(Entries from a dataset of interfaces)
★ ★ ★ ★ ★

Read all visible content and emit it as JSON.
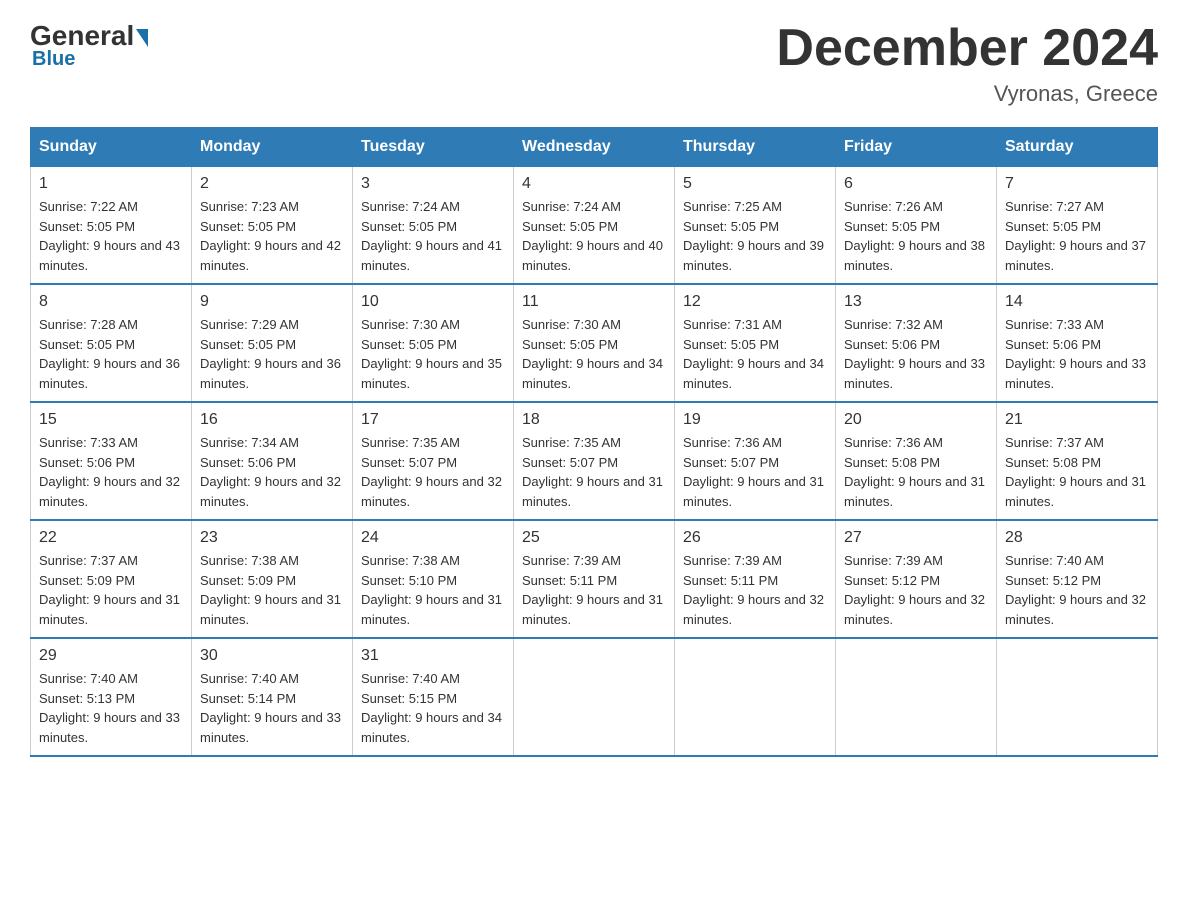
{
  "header": {
    "logo_general": "General",
    "logo_blue": "Blue",
    "month_title": "December 2024",
    "location": "Vyronas, Greece"
  },
  "days_of_week": [
    "Sunday",
    "Monday",
    "Tuesday",
    "Wednesday",
    "Thursday",
    "Friday",
    "Saturday"
  ],
  "weeks": [
    [
      {
        "day": "1",
        "sunrise": "Sunrise: 7:22 AM",
        "sunset": "Sunset: 5:05 PM",
        "daylight": "Daylight: 9 hours and 43 minutes."
      },
      {
        "day": "2",
        "sunrise": "Sunrise: 7:23 AM",
        "sunset": "Sunset: 5:05 PM",
        "daylight": "Daylight: 9 hours and 42 minutes."
      },
      {
        "day": "3",
        "sunrise": "Sunrise: 7:24 AM",
        "sunset": "Sunset: 5:05 PM",
        "daylight": "Daylight: 9 hours and 41 minutes."
      },
      {
        "day": "4",
        "sunrise": "Sunrise: 7:24 AM",
        "sunset": "Sunset: 5:05 PM",
        "daylight": "Daylight: 9 hours and 40 minutes."
      },
      {
        "day": "5",
        "sunrise": "Sunrise: 7:25 AM",
        "sunset": "Sunset: 5:05 PM",
        "daylight": "Daylight: 9 hours and 39 minutes."
      },
      {
        "day": "6",
        "sunrise": "Sunrise: 7:26 AM",
        "sunset": "Sunset: 5:05 PM",
        "daylight": "Daylight: 9 hours and 38 minutes."
      },
      {
        "day": "7",
        "sunrise": "Sunrise: 7:27 AM",
        "sunset": "Sunset: 5:05 PM",
        "daylight": "Daylight: 9 hours and 37 minutes."
      }
    ],
    [
      {
        "day": "8",
        "sunrise": "Sunrise: 7:28 AM",
        "sunset": "Sunset: 5:05 PM",
        "daylight": "Daylight: 9 hours and 36 minutes."
      },
      {
        "day": "9",
        "sunrise": "Sunrise: 7:29 AM",
        "sunset": "Sunset: 5:05 PM",
        "daylight": "Daylight: 9 hours and 36 minutes."
      },
      {
        "day": "10",
        "sunrise": "Sunrise: 7:30 AM",
        "sunset": "Sunset: 5:05 PM",
        "daylight": "Daylight: 9 hours and 35 minutes."
      },
      {
        "day": "11",
        "sunrise": "Sunrise: 7:30 AM",
        "sunset": "Sunset: 5:05 PM",
        "daylight": "Daylight: 9 hours and 34 minutes."
      },
      {
        "day": "12",
        "sunrise": "Sunrise: 7:31 AM",
        "sunset": "Sunset: 5:05 PM",
        "daylight": "Daylight: 9 hours and 34 minutes."
      },
      {
        "day": "13",
        "sunrise": "Sunrise: 7:32 AM",
        "sunset": "Sunset: 5:06 PM",
        "daylight": "Daylight: 9 hours and 33 minutes."
      },
      {
        "day": "14",
        "sunrise": "Sunrise: 7:33 AM",
        "sunset": "Sunset: 5:06 PM",
        "daylight": "Daylight: 9 hours and 33 minutes."
      }
    ],
    [
      {
        "day": "15",
        "sunrise": "Sunrise: 7:33 AM",
        "sunset": "Sunset: 5:06 PM",
        "daylight": "Daylight: 9 hours and 32 minutes."
      },
      {
        "day": "16",
        "sunrise": "Sunrise: 7:34 AM",
        "sunset": "Sunset: 5:06 PM",
        "daylight": "Daylight: 9 hours and 32 minutes."
      },
      {
        "day": "17",
        "sunrise": "Sunrise: 7:35 AM",
        "sunset": "Sunset: 5:07 PM",
        "daylight": "Daylight: 9 hours and 32 minutes."
      },
      {
        "day": "18",
        "sunrise": "Sunrise: 7:35 AM",
        "sunset": "Sunset: 5:07 PM",
        "daylight": "Daylight: 9 hours and 31 minutes."
      },
      {
        "day": "19",
        "sunrise": "Sunrise: 7:36 AM",
        "sunset": "Sunset: 5:07 PM",
        "daylight": "Daylight: 9 hours and 31 minutes."
      },
      {
        "day": "20",
        "sunrise": "Sunrise: 7:36 AM",
        "sunset": "Sunset: 5:08 PM",
        "daylight": "Daylight: 9 hours and 31 minutes."
      },
      {
        "day": "21",
        "sunrise": "Sunrise: 7:37 AM",
        "sunset": "Sunset: 5:08 PM",
        "daylight": "Daylight: 9 hours and 31 minutes."
      }
    ],
    [
      {
        "day": "22",
        "sunrise": "Sunrise: 7:37 AM",
        "sunset": "Sunset: 5:09 PM",
        "daylight": "Daylight: 9 hours and 31 minutes."
      },
      {
        "day": "23",
        "sunrise": "Sunrise: 7:38 AM",
        "sunset": "Sunset: 5:09 PM",
        "daylight": "Daylight: 9 hours and 31 minutes."
      },
      {
        "day": "24",
        "sunrise": "Sunrise: 7:38 AM",
        "sunset": "Sunset: 5:10 PM",
        "daylight": "Daylight: 9 hours and 31 minutes."
      },
      {
        "day": "25",
        "sunrise": "Sunrise: 7:39 AM",
        "sunset": "Sunset: 5:11 PM",
        "daylight": "Daylight: 9 hours and 31 minutes."
      },
      {
        "day": "26",
        "sunrise": "Sunrise: 7:39 AM",
        "sunset": "Sunset: 5:11 PM",
        "daylight": "Daylight: 9 hours and 32 minutes."
      },
      {
        "day": "27",
        "sunrise": "Sunrise: 7:39 AM",
        "sunset": "Sunset: 5:12 PM",
        "daylight": "Daylight: 9 hours and 32 minutes."
      },
      {
        "day": "28",
        "sunrise": "Sunrise: 7:40 AM",
        "sunset": "Sunset: 5:12 PM",
        "daylight": "Daylight: 9 hours and 32 minutes."
      }
    ],
    [
      {
        "day": "29",
        "sunrise": "Sunrise: 7:40 AM",
        "sunset": "Sunset: 5:13 PM",
        "daylight": "Daylight: 9 hours and 33 minutes."
      },
      {
        "day": "30",
        "sunrise": "Sunrise: 7:40 AM",
        "sunset": "Sunset: 5:14 PM",
        "daylight": "Daylight: 9 hours and 33 minutes."
      },
      {
        "day": "31",
        "sunrise": "Sunrise: 7:40 AM",
        "sunset": "Sunset: 5:15 PM",
        "daylight": "Daylight: 9 hours and 34 minutes."
      },
      null,
      null,
      null,
      null
    ]
  ]
}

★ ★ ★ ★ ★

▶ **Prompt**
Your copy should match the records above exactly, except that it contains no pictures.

▶ **Your response**
Read all visible content and emit it as JSON.
{
  "header": {
    "logo_general": "General",
    "logo_blue": "Blue",
    "month_title": "December 2024",
    "location": "Vyronas, Greece"
  },
  "days_of_week": [
    "Sunday",
    "Monday",
    "Tuesday",
    "Wednesday",
    "Thursday",
    "Friday",
    "Saturday"
  ],
  "weeks": [
    [
      {
        "day": "1",
        "sunrise": "Sunrise: 7:22 AM",
        "sunset": "Sunset: 5:05 PM",
        "daylight": "Daylight: 9 hours and 43 minutes."
      },
      {
        "day": "2",
        "sunrise": "Sunrise: 7:23 AM",
        "sunset": "Sunset: 5:05 PM",
        "daylight": "Daylight: 9 hours and 42 minutes."
      },
      {
        "day": "3",
        "sunrise": "Sunrise: 7:24 AM",
        "sunset": "Sunset: 5:05 PM",
        "daylight": "Daylight: 9 hours and 41 minutes."
      },
      {
        "day": "4",
        "sunrise": "Sunrise: 7:24 AM",
        "sunset": "Sunset: 5:05 PM",
        "daylight": "Daylight: 9 hours and 40 minutes."
      },
      {
        "day": "5",
        "sunrise": "Sunrise: 7:25 AM",
        "sunset": "Sunset: 5:05 PM",
        "daylight": "Daylight: 9 hours and 39 minutes."
      },
      {
        "day": "6",
        "sunrise": "Sunrise: 7:26 AM",
        "sunset": "Sunset: 5:05 PM",
        "daylight": "Daylight: 9 hours and 38 minutes."
      },
      {
        "day": "7",
        "sunrise": "Sunrise: 7:27 AM",
        "sunset": "Sunset: 5:05 PM",
        "daylight": "Daylight: 9 hours and 37 minutes."
      }
    ],
    [
      {
        "day": "8",
        "sunrise": "Sunrise: 7:28 AM",
        "sunset": "Sunset: 5:05 PM",
        "daylight": "Daylight: 9 hours and 36 minutes."
      },
      {
        "day": "9",
        "sunrise": "Sunrise: 7:29 AM",
        "sunset": "Sunset: 5:05 PM",
        "daylight": "Daylight: 9 hours and 36 minutes."
      },
      {
        "day": "10",
        "sunrise": "Sunrise: 7:30 AM",
        "sunset": "Sunset: 5:05 PM",
        "daylight": "Daylight: 9 hours and 35 minutes."
      },
      {
        "day": "11",
        "sunrise": "Sunrise: 7:30 AM",
        "sunset": "Sunset: 5:05 PM",
        "daylight": "Daylight: 9 hours and 34 minutes."
      },
      {
        "day": "12",
        "sunrise": "Sunrise: 7:31 AM",
        "sunset": "Sunset: 5:05 PM",
        "daylight": "Daylight: 9 hours and 34 minutes."
      },
      {
        "day": "13",
        "sunrise": "Sunrise: 7:32 AM",
        "sunset": "Sunset: 5:06 PM",
        "daylight": "Daylight: 9 hours and 33 minutes."
      },
      {
        "day": "14",
        "sunrise": "Sunrise: 7:33 AM",
        "sunset": "Sunset: 5:06 PM",
        "daylight": "Daylight: 9 hours and 33 minutes."
      }
    ],
    [
      {
        "day": "15",
        "sunrise": "Sunrise: 7:33 AM",
        "sunset": "Sunset: 5:06 PM",
        "daylight": "Daylight: 9 hours and 32 minutes."
      },
      {
        "day": "16",
        "sunrise": "Sunrise: 7:34 AM",
        "sunset": "Sunset: 5:06 PM",
        "daylight": "Daylight: 9 hours and 32 minutes."
      },
      {
        "day": "17",
        "sunrise": "Sunrise: 7:35 AM",
        "sunset": "Sunset: 5:07 PM",
        "daylight": "Daylight: 9 hours and 32 minutes."
      },
      {
        "day": "18",
        "sunrise": "Sunrise: 7:35 AM",
        "sunset": "Sunset: 5:07 PM",
        "daylight": "Daylight: 9 hours and 31 minutes."
      },
      {
        "day": "19",
        "sunrise": "Sunrise: 7:36 AM",
        "sunset": "Sunset: 5:07 PM",
        "daylight": "Daylight: 9 hours and 31 minutes."
      },
      {
        "day": "20",
        "sunrise": "Sunrise: 7:36 AM",
        "sunset": "Sunset: 5:08 PM",
        "daylight": "Daylight: 9 hours and 31 minutes."
      },
      {
        "day": "21",
        "sunrise": "Sunrise: 7:37 AM",
        "sunset": "Sunset: 5:08 PM",
        "daylight": "Daylight: 9 hours and 31 minutes."
      }
    ],
    [
      {
        "day": "22",
        "sunrise": "Sunrise: 7:37 AM",
        "sunset": "Sunset: 5:09 PM",
        "daylight": "Daylight: 9 hours and 31 minutes."
      },
      {
        "day": "23",
        "sunrise": "Sunrise: 7:38 AM",
        "sunset": "Sunset: 5:09 PM",
        "daylight": "Daylight: 9 hours and 31 minutes."
      },
      {
        "day": "24",
        "sunrise": "Sunrise: 7:38 AM",
        "sunset": "Sunset: 5:10 PM",
        "daylight": "Daylight: 9 hours and 31 minutes."
      },
      {
        "day": "25",
        "sunrise": "Sunrise: 7:39 AM",
        "sunset": "Sunset: 5:11 PM",
        "daylight": "Daylight: 9 hours and 31 minutes."
      },
      {
        "day": "26",
        "sunrise": "Sunrise: 7:39 AM",
        "sunset": "Sunset: 5:11 PM",
        "daylight": "Daylight: 9 hours and 32 minutes."
      },
      {
        "day": "27",
        "sunrise": "Sunrise: 7:39 AM",
        "sunset": "Sunset: 5:12 PM",
        "daylight": "Daylight: 9 hours and 32 minutes."
      },
      {
        "day": "28",
        "sunrise": "Sunrise: 7:40 AM",
        "sunset": "Sunset: 5:12 PM",
        "daylight": "Daylight: 9 hours and 32 minutes."
      }
    ],
    [
      {
        "day": "29",
        "sunrise": "Sunrise: 7:40 AM",
        "sunset": "Sunset: 5:13 PM",
        "daylight": "Daylight: 9 hours and 33 minutes."
      },
      {
        "day": "30",
        "sunrise": "Sunrise: 7:40 AM",
        "sunset": "Sunset: 5:14 PM",
        "daylight": "Daylight: 9 hours and 33 minutes."
      },
      {
        "day": "31",
        "sunrise": "Sunrise: 7:40 AM",
        "sunset": "Sunset: 5:15 PM",
        "daylight": "Daylight: 9 hours and 34 minutes."
      },
      null,
      null,
      null,
      null
    ]
  ]
}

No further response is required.